The Boston College psychology professor Peter Gray is very vocal that online media is not a problem for children, and even says the internet is the "saviour of children's culture today and the one reason why adults have not managed to completely crush the culture of childhood".
"We have created a world in which children are more or less prevented from congregating in physical space without an adult, but children have found another way. They get together in cyberspace. They play games and communicate over the internet. They create their own rules and culture and ways of being with others over the internet," he told me.
He says older children share thoughts and feelings with friends through texting and social media, yet the hue and cry we keep hearing from so many educators and "parenting experts" now is that we must ban or limit children's screen time.
"Yes, if we all did that, while still banning them from public spaces without adult supervision, we would finally succeed in destroying the culture of childhood and prevent children from educating themselves in the way they have always done," he warned.
He says there is no proof video games are bad for psychological well-being in children. "By now, many dozens of studies have examined psychological correlates and consequences of video gaming and, taken as a whole, the results overwhelmingly support the idea that video gaming produces many of the same kinds of benefits as other forms of play," he said.

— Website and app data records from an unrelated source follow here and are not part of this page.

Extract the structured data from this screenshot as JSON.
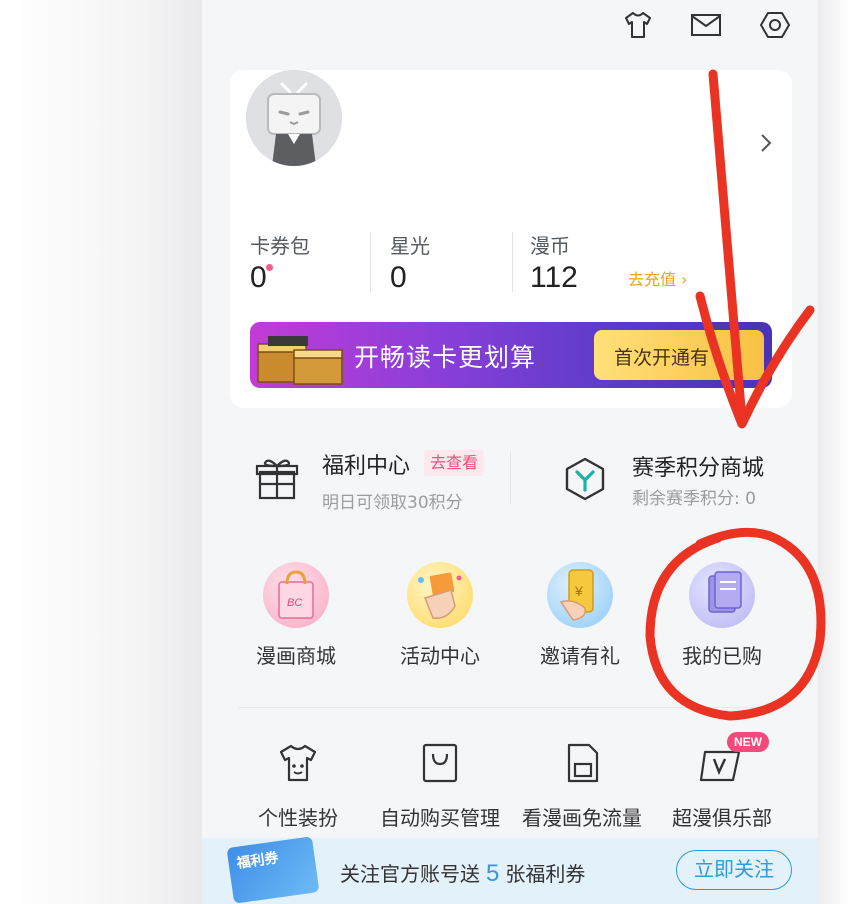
{
  "header": {
    "icons": [
      "tshirt-icon",
      "mail-icon",
      "settings-icon"
    ]
  },
  "profile": {
    "stats": [
      {
        "label": "卡券包",
        "value": "0"
      },
      {
        "label": "星光",
        "value": "0"
      },
      {
        "label": "漫币",
        "value": "112"
      }
    ],
    "recharge_label": "去充值",
    "banner": {
      "text": "开畅读卡更划算",
      "button": "首次开通有"
    }
  },
  "welfare": {
    "left": {
      "title": "福利中心",
      "tag": "去查看",
      "subtitle": "明日可领取30积分"
    },
    "right": {
      "title": "赛季积分商城",
      "subtitle": "剩余赛季积分: 0"
    }
  },
  "features": [
    {
      "label": "漫画商城",
      "icon": "bag-icon"
    },
    {
      "label": "活动中心",
      "icon": "hand-icon"
    },
    {
      "label": "邀请有礼",
      "icon": "phone-icon"
    },
    {
      "label": "我的已购",
      "icon": "books-icon"
    }
  ],
  "tools": [
    {
      "label": "个性装扮",
      "icon": "tshirt-icon"
    },
    {
      "label": "自动购买管理",
      "icon": "shopping-bag-icon"
    },
    {
      "label": "看漫画免流量",
      "icon": "sim-card-icon"
    },
    {
      "label": "超漫俱乐部",
      "icon": "club-icon",
      "badge": "NEW"
    }
  ],
  "bottom_bar": {
    "coupon_label": "福利券",
    "text_before": "关注官方账号送",
    "count": "5",
    "text_after": "张福利券",
    "button": "立即关注"
  },
  "colors": {
    "annotation_red": "#ea3323",
    "accent_blue": "#2e9ae0",
    "accent_pink": "#f25d8e",
    "accent_orange": "#e8a417"
  }
}
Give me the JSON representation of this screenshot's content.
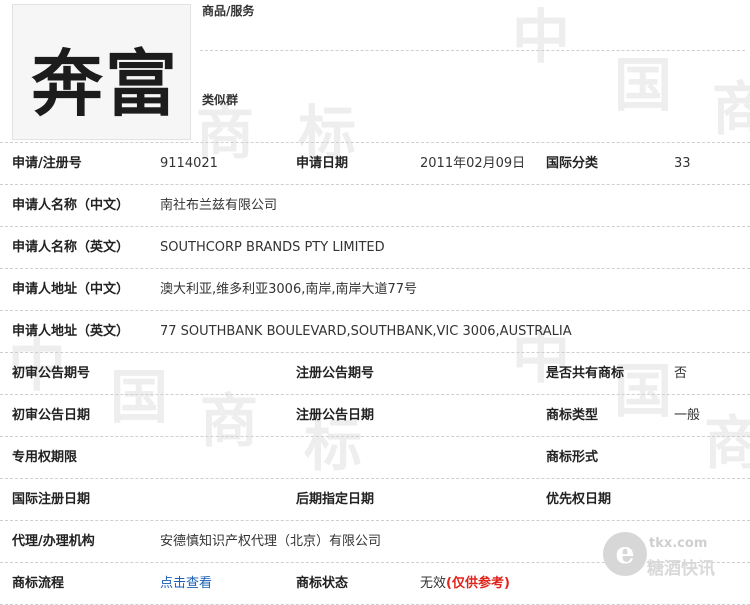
{
  "logo_text": "奔富",
  "header": {
    "goods_label": "商品/服务",
    "similar_label": "类似群"
  },
  "watermark_chars": [
    "中",
    "国",
    "商",
    "标"
  ],
  "fields": {
    "reg_no_label": "申请/注册号",
    "reg_no": "9114021",
    "apply_date_label": "申请日期",
    "apply_date": "2011年02月09日",
    "intl_class_label": "国际分类",
    "intl_class": "33",
    "name_cn_label": "申请人名称（中文）",
    "name_cn": "南社布兰兹有限公司",
    "name_en_label": "申请人名称（英文）",
    "name_en": "SOUTHCORP BRANDS PTY LIMITED",
    "addr_cn_label": "申请人地址（中文）",
    "addr_cn": "澳大利亚,维多利亚3006,南岸,南岸大道77号",
    "addr_en_label": "申请人地址（英文）",
    "addr_en": "77 SOUTHBANK BOULEVARD,SOUTHBANK,VIC 3006,AUSTRALIA",
    "prelim_no_label": "初审公告期号",
    "reg_pub_no_label": "注册公告期号",
    "shared_label": "是否共有商标",
    "shared": "否",
    "prelim_date_label": "初审公告日期",
    "reg_pub_date_label": "注册公告日期",
    "type_label": "商标类型",
    "type": "一般",
    "exclusive_label": "专用权期限",
    "form_label": "商标形式",
    "intl_reg_date_label": "国际注册日期",
    "later_date_label": "后期指定日期",
    "priority_label": "优先权日期",
    "agent_label": "代理/办理机构",
    "agent": "安德慎知识产权代理（北京）有限公司",
    "flow_label": "商标流程",
    "flow_link": "点击查看",
    "status_label": "商标状态",
    "status": "无效",
    "status_note": "(仅供参考)"
  },
  "badge": {
    "letter": "e",
    "url": "tkx.com",
    "name": "糖酒快讯"
  }
}
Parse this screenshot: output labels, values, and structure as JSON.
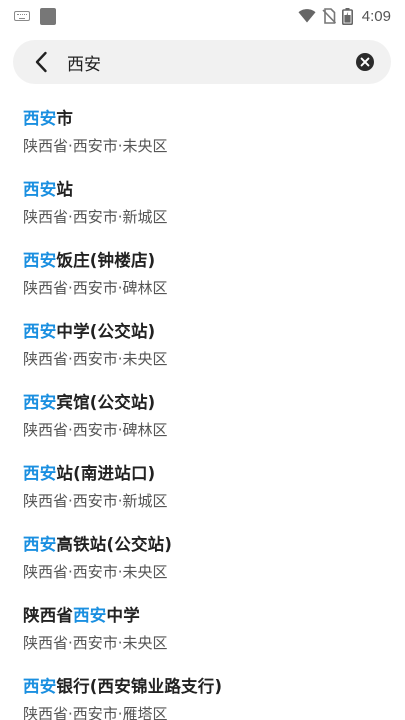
{
  "status_bar": {
    "time": "4:09",
    "icons": [
      "keyboard-icon",
      "app-icon",
      "wifi-icon",
      "no-sim-icon",
      "battery-icon"
    ]
  },
  "search": {
    "query": "西安",
    "icons": {
      "back": "back-arrow-icon",
      "clear": "clear-icon"
    }
  },
  "colors": {
    "highlight": "#1a8fe0",
    "title": "#222222",
    "address": "#555555",
    "search_bg": "#f1f1f1"
  },
  "results": [
    {
      "pre": "",
      "hl": "西安",
      "post": "市",
      "address": "陕西省·西安市·未央区"
    },
    {
      "pre": "",
      "hl": "西安",
      "post": "站",
      "address": "陕西省·西安市·新城区"
    },
    {
      "pre": "",
      "hl": "西安",
      "post": "饭庄(钟楼店)",
      "address": "陕西省·西安市·碑林区"
    },
    {
      "pre": "",
      "hl": "西安",
      "post": "中学(公交站)",
      "address": "陕西省·西安市·未央区"
    },
    {
      "pre": "",
      "hl": "西安",
      "post": "宾馆(公交站)",
      "address": "陕西省·西安市·碑林区"
    },
    {
      "pre": "",
      "hl": "西安",
      "post": "站(南进站口)",
      "address": "陕西省·西安市·新城区"
    },
    {
      "pre": "",
      "hl": "西安",
      "post": "高铁站(公交站)",
      "address": "陕西省·西安市·未央区"
    },
    {
      "pre": "陕西省",
      "hl": "西安",
      "post": "中学",
      "address": "陕西省·西安市·未央区"
    },
    {
      "pre": "",
      "hl": "西安",
      "post": "银行(西安锦业路支行)",
      "address": "陕西省·西安市·雁塔区"
    }
  ]
}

Prior to my new mindset, constant negative media coverage and also other parents moaning (myself included) had backed up my negative bias against 'Fortnite'. In fact my sister's child even brought a letter home from primary school forbidding the game to be played at home and also banning any talk about 'Fortnite' in school. Which sounds like a surefire way to get kids interested. When my son's teacher expressed her concern that my son talked about the game a lot in school this just added to my 'Fortnite' free-floating anxiety. But now, unlike the Duke of Sussex, I know it's not a problem - kids will always get obsessed with stuff. When I was 10 it was fancy paper. It's just the topic has changed and we need to let our children experience the world as it is now.
'Fortnite' requires skill. These days you'll find me actually suggesting my son plays if he has had a stressful day or is fighting with his siblings. I also sat down once and played, which also added to my new-found 'Fortnite' appreciation.

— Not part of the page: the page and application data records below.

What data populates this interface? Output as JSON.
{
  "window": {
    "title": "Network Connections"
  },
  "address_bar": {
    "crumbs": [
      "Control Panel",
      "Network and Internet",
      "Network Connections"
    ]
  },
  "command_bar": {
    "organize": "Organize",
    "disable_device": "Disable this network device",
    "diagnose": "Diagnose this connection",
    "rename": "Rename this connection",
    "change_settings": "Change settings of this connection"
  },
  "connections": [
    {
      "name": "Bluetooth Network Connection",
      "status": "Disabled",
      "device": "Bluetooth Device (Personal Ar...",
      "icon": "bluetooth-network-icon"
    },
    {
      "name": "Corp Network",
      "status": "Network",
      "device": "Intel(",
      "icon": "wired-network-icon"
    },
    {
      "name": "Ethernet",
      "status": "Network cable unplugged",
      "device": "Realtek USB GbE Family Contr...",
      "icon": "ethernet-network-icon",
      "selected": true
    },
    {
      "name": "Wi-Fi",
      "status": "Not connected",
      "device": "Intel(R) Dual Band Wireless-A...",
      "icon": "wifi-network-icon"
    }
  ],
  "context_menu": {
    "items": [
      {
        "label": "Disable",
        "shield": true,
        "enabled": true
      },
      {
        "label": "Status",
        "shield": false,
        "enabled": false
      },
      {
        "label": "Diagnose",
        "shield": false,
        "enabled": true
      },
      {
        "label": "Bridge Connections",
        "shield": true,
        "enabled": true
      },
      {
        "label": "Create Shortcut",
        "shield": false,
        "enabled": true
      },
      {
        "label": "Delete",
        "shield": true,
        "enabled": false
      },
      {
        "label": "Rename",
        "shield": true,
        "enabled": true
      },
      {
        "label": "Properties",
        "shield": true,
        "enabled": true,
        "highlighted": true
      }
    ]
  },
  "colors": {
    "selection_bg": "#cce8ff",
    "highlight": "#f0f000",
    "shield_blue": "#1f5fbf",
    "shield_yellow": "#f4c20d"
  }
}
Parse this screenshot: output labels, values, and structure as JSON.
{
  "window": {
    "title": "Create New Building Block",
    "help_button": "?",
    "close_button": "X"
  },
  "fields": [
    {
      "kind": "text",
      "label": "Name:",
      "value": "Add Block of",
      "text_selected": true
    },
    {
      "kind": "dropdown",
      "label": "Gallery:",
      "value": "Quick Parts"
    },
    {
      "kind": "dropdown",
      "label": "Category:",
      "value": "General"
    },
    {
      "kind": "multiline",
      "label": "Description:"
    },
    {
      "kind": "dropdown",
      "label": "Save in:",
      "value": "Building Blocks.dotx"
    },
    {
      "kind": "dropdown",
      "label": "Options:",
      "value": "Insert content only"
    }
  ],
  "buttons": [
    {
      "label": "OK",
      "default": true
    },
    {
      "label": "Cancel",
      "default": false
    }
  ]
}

If you're not acquainted here's what happens. There is a 'free' version of 'Fortnite' called 'Battle Royale'. You can play by yourself or in squads of two or four. The goal is to be the last man or group standing out of 100 to be awarded a win.
To stay alive you harvest materials with your pickaxe to defend yourself, move around the map and scavenge for weapons to kill others. There is an ever-encroaching storm you dodge. I would say it definitely teaches resourcefulness, map navigation and good hand-eye co-ordination, and most importantly it gives you more empathy as you immediately realise why your child can't stop suddenly and come to the dinner table. If you are part of a squad it's not OK to suddenly drop tools to go eat your macaroni cheese. Now I always give a 15-minute warning.

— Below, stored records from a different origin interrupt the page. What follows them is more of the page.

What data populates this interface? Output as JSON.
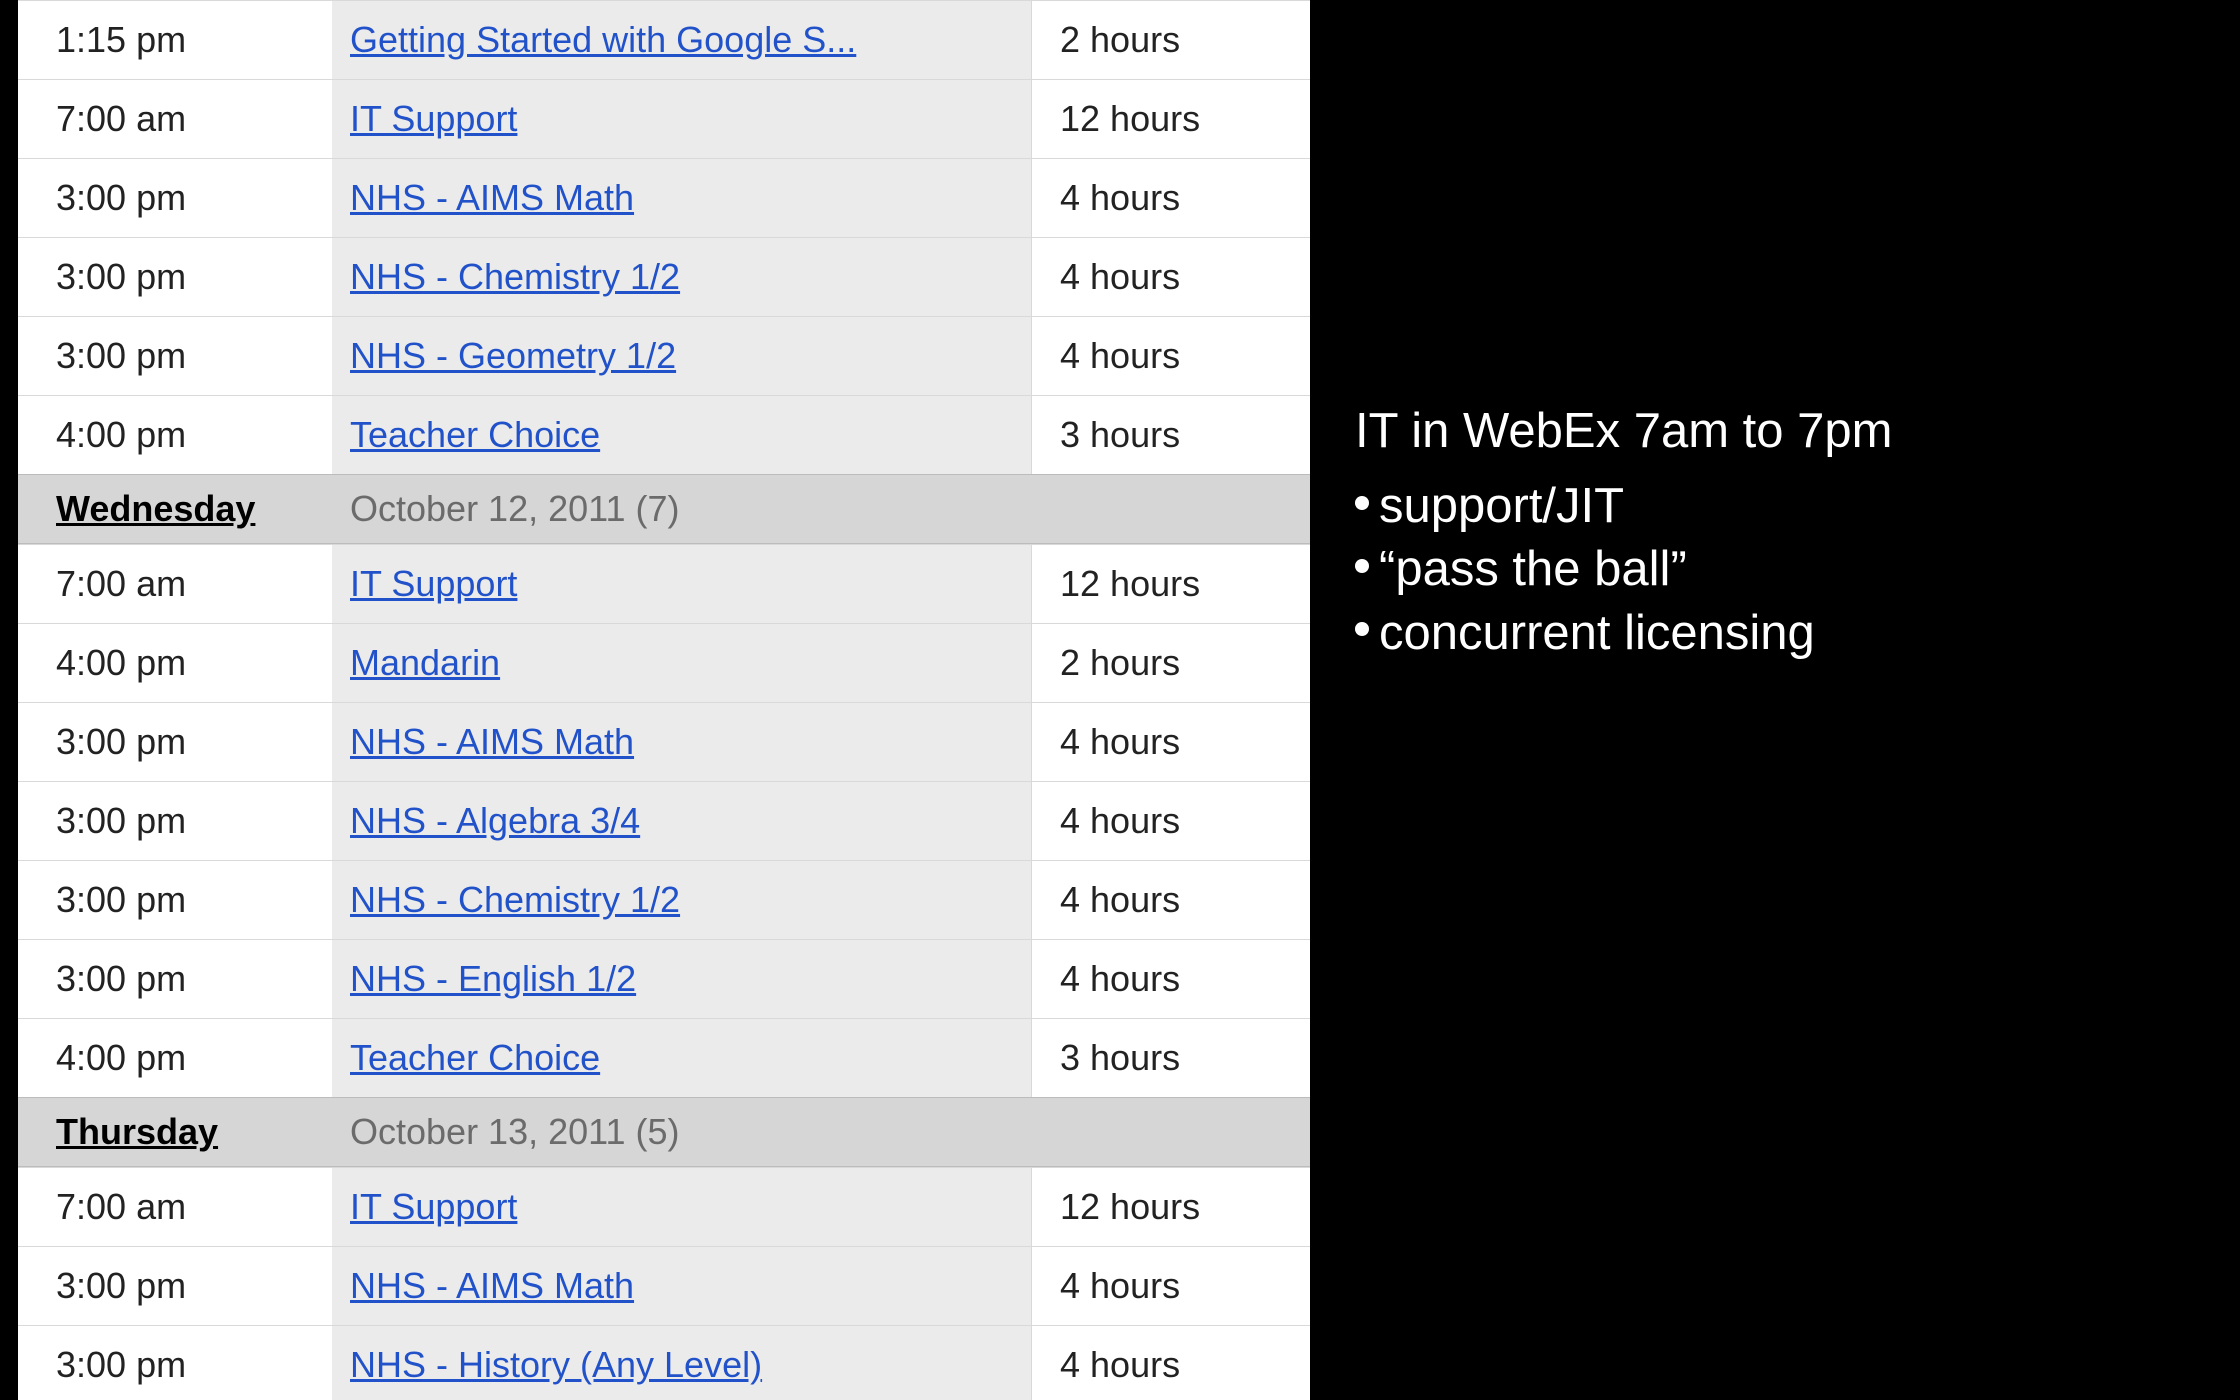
{
  "calendar": {
    "sections": [
      {
        "events": [
          {
            "time": "1:15 pm",
            "title": "Getting Started with Google S...",
            "duration": "2 hours"
          },
          {
            "time": "7:00 am",
            "title": "IT Support",
            "duration": "12 hours"
          },
          {
            "time": "3:00 pm",
            "title": "NHS - AIMS Math",
            "duration": "4 hours"
          },
          {
            "time": "3:00 pm",
            "title": "NHS - Chemistry 1/2",
            "duration": "4 hours"
          },
          {
            "time": "3:00 pm",
            "title": "NHS - Geometry 1/2",
            "duration": "4 hours"
          },
          {
            "time": "4:00 pm",
            "title": "Teacher Choice",
            "duration": "3 hours"
          }
        ]
      },
      {
        "day_name": "Wednesday",
        "day_date": "October 12, 2011 (7)",
        "events": [
          {
            "time": "7:00 am",
            "title": "IT Support",
            "duration": "12 hours"
          },
          {
            "time": "4:00 pm",
            "title": "Mandarin",
            "duration": "2 hours"
          },
          {
            "time": "3:00 pm",
            "title": "NHS - AIMS Math",
            "duration": "4 hours"
          },
          {
            "time": "3:00 pm",
            "title": "NHS - Algebra 3/4",
            "duration": "4 hours"
          },
          {
            "time": "3:00 pm",
            "title": "NHS - Chemistry 1/2",
            "duration": "4 hours"
          },
          {
            "time": "3:00 pm",
            "title": "NHS - English 1/2",
            "duration": "4 hours"
          },
          {
            "time": "4:00 pm",
            "title": "Teacher Choice",
            "duration": "3 hours"
          }
        ]
      },
      {
        "day_name": "Thursday",
        "day_date": "October 13, 2011 (5)",
        "events": [
          {
            "time": "7:00 am",
            "title": "IT Support",
            "duration": "12 hours"
          },
          {
            "time": "3:00 pm",
            "title": "NHS - AIMS Math",
            "duration": "4 hours"
          },
          {
            "time": "3:00 pm",
            "title": "NHS - History (Any Level)",
            "duration": "4 hours"
          }
        ]
      }
    ]
  },
  "notes": {
    "title": "IT in WebEx 7am to 7pm",
    "bullets": [
      "support/JIT",
      "“pass the ball”",
      "concurrent licensing"
    ]
  }
}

'Fortnite' does not have to be a family battlefield. See it for what it is. A place for kids to hang out without parents listening and actually it's probably a phase. You could set sensible limits, for instance no playing on weekdays, but outside of these limits, don't freak out if that's all they want to do. Once they get a bit older and can go to the park on their own with their mates they will most probably prefer to do that.